"The reason for concentrating on them," the al-Qaeda leader explained to his top lieutenant, "is that Obama is the head of infidelity and killing him automatically will make (Vice President Joe) Biden take over the presidency. ... Biden is totally unprepared for that post, which will lead the U.S. into a crisis. As for Petraeus, he is the man of the hour ... and killing him would alter the war's path" in Afghanistan.
Administration officials said Friday the Obama-Petraeus plot was never a serious threat.
The scheme was described in one of the documents taken from bin Laden's compound by U.S. forces on May 2, the night he was killed. I was given an exclusive look at some of these remarkable documents by a senior administration official. They have been declassified and will be available soon to the public in their original Arabic texts and translations.
The man bin Laden hoped would carry out the attacks on Obama and Petraeus was the Pakistani terrorist Ilyas Kashmiri. "Please ask brother Ilyas to send me the steps he has taken into that work," bin Laden wrote to his top lieutenant, Atiyah Abd al-Rahman. A month after bin Laden's death, Kashmiri was killed in a U.S. drone attack.
Bin Laden's plot to target Obama was probably bluster, since al-Qaeda apparently lacked the weapons to shoot down U.S. aircraft. But it's a chilling reminder that even when he was embattled and in hiding, bin Laden still dreamed of pulling off another spectacular terrorist attack against the United States.
The terrorist leader urged in a 48-page directive to Atiyah to focus "every effort that could be spent on attacks in America," instead of operations within Muslim nations. He told Atiyah to "ask the brothers in all regions if they have a brother ... who can operate in the U.S. (He should be able to) live there, or it should be easy for him to travel there."

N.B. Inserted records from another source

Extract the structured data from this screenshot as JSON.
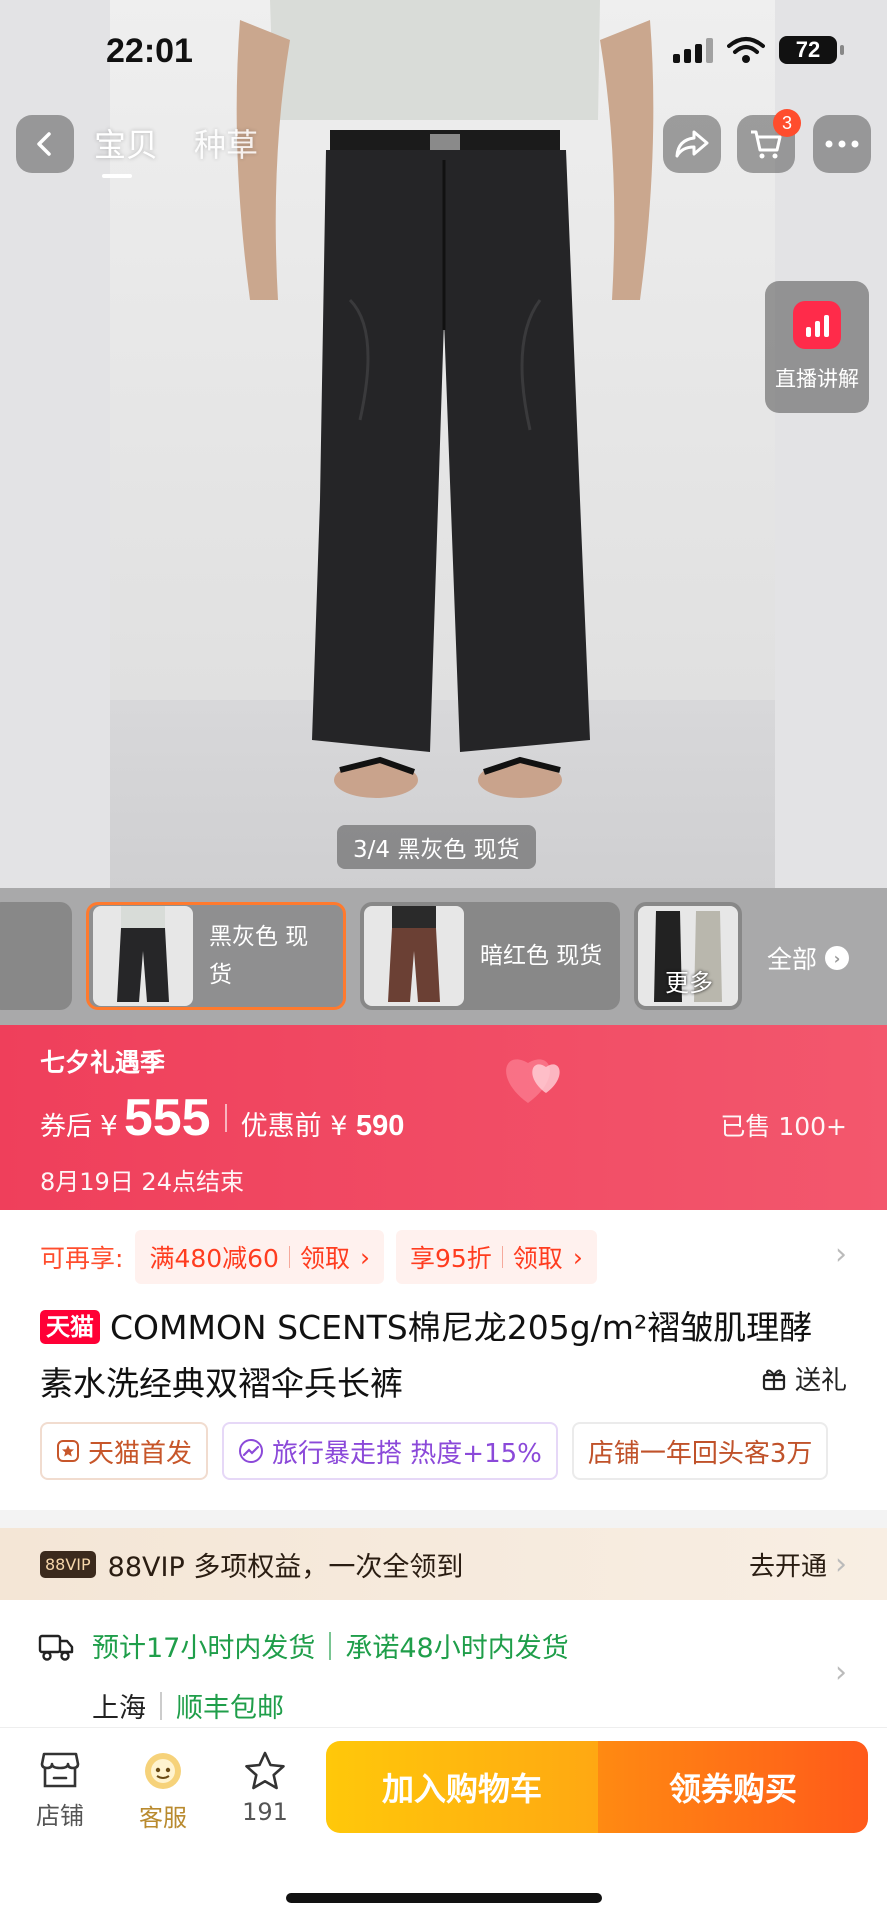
{
  "status": {
    "time": "22:01",
    "battery": "72"
  },
  "nav": {
    "tab_product": "宝贝",
    "tab_seed": "种草",
    "cart_count": "3"
  },
  "live": {
    "label": "直播讲解"
  },
  "gallery": {
    "counter": "3/4 黑灰色 现货"
  },
  "variants": {
    "items": [
      {
        "label": "黑灰色 现货"
      },
      {
        "label": "暗红色 现货"
      }
    ],
    "more_thumb_label": "更多",
    "all_label": "全部"
  },
  "price": {
    "festival": "七夕礼遇季",
    "after_coupon_label": "券后",
    "currency": "¥",
    "after_coupon_value": "555",
    "before_label": "优惠前",
    "before_value": "590",
    "sold": "已售 100+",
    "deadline": "8月19日 24点结束"
  },
  "coupons": {
    "label": "可再享:",
    "items": [
      {
        "text": "满480减60",
        "action": "领取"
      },
      {
        "text": "享95折",
        "action": "领取"
      }
    ]
  },
  "product": {
    "badge": "天猫",
    "title": "COMMON SCENTS棉尼龙205g/m²褶皱肌理酵素水洗经典双褶伞兵长裤",
    "gift": "送礼"
  },
  "tags": [
    {
      "text": "天猫首发"
    },
    {
      "text": "旅行暴走搭 热度+15%"
    },
    {
      "text": "店铺一年回头客3万"
    }
  ],
  "vip": {
    "badge": "88VIP",
    "text": "88VIP 多项权益，一次全领到",
    "action": "去开通"
  },
  "shipping": {
    "estimate": "预计17小时内发货",
    "promise": "承诺48小时内发货",
    "city": "上海",
    "carrier": "顺丰包邮"
  },
  "bottom": {
    "store": "店铺",
    "service": "客服",
    "fav_count": "191",
    "add_cart": "加入购物车",
    "buy": "领券购买"
  },
  "colors": {
    "accent_red": "#ef3f5b",
    "cart_yellow": "#ffc80a",
    "buy_orange": "#ff5a1a",
    "ship_green": "#1f9e4a"
  }
}
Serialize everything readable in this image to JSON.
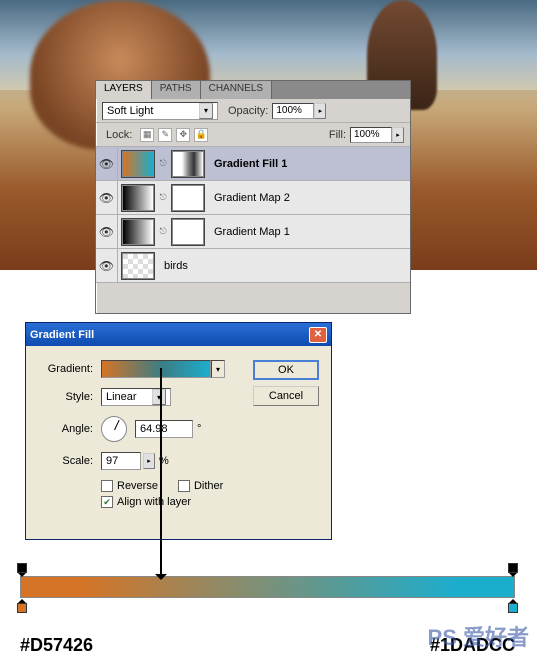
{
  "layers_panel": {
    "tabs": [
      "LAYERS",
      "PATHS",
      "CHANNELS"
    ],
    "active_tab": 0,
    "blend_mode": "Soft Light",
    "opacity_label": "Opacity:",
    "opacity_value": "100%",
    "lock_label": "Lock:",
    "fill_label": "Fill:",
    "fill_value": "100%",
    "layers": [
      {
        "name": "Gradient Fill 1",
        "selected": true,
        "bold": true,
        "thumb": "grad1",
        "mask": "mask-partial"
      },
      {
        "name": "Gradient Map 2",
        "selected": false,
        "bold": false,
        "thumb": "gradmap",
        "mask": "mask"
      },
      {
        "name": "Gradient Map 1",
        "selected": false,
        "bold": false,
        "thumb": "gradmap",
        "mask": "mask"
      },
      {
        "name": "birds",
        "selected": false,
        "bold": false,
        "thumb": "birds",
        "mask": null
      }
    ]
  },
  "gradient_fill": {
    "title": "Gradient Fill",
    "gradient_label": "Gradient:",
    "style_label": "Style:",
    "style_value": "Linear",
    "angle_label": "Angle:",
    "angle_value": "64.98",
    "angle_unit": "°",
    "scale_label": "Scale:",
    "scale_value": "97",
    "scale_unit": "%",
    "reverse_label": "Reverse",
    "dither_label": "Dither",
    "align_label": "Align with layer",
    "align_checked": true,
    "ok": "OK",
    "cancel": "Cancel"
  },
  "gradient_stops": {
    "left_hex": "#D57426",
    "right_hex": "#1DADCC"
  },
  "watermark": {
    "main": "PS 爱好者",
    "sub": ""
  }
}
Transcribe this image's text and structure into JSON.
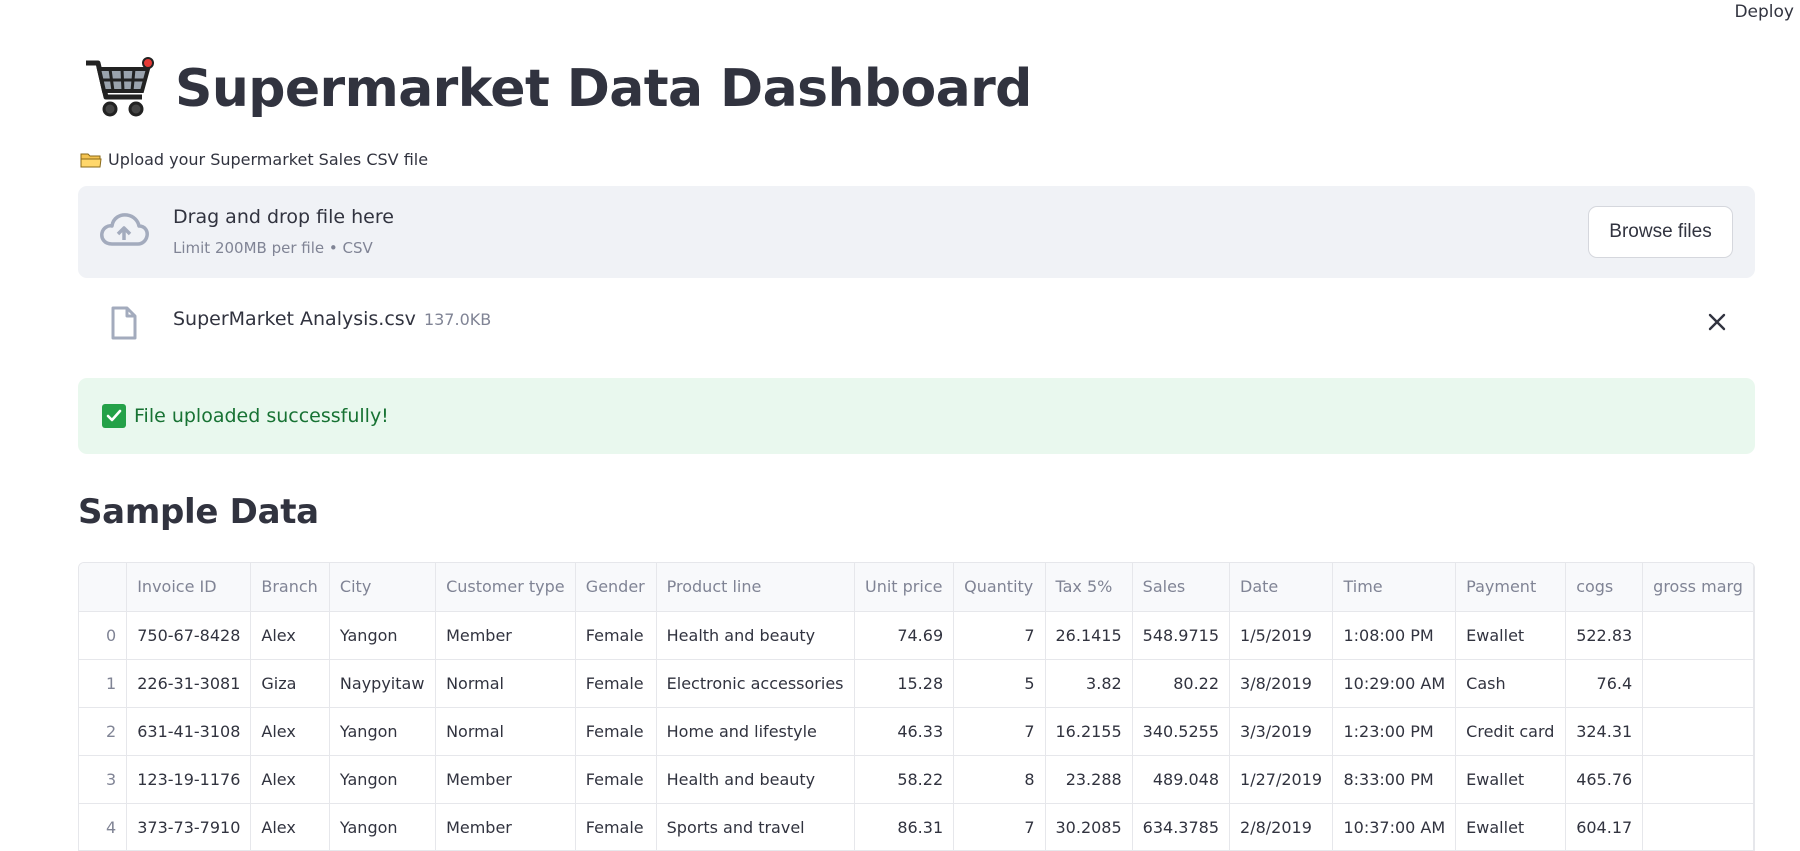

U.S. analysts don't see evidence that these plots have materialized. "The organization lacks the ability to plan, organize and execute complex, catastrophic attacks, but the threat persists," says a senior administration analyst who has carefully reviewed the documents.
The bin Laden who emerges from these communications is a terrorist CEO in an isolated compound, brooding that his organization has ruined its reputation by killing too many Muslims in its jihad against America. He writes of the many departed "brothers" who have been lost to U.S. drone attacks. But he's far from the battlefield himself in his hideout in Abbottabad, Pakistan, where he seems to spend considerable time watching television.
Because of constant harassment and communications difficulties in Pakistan's tribal areas, bin Laden encouraged al-Qaeda leaders to leave North and South Waziristan for more distant and remote locations.
Copyright 2012 Washington Post Writers Group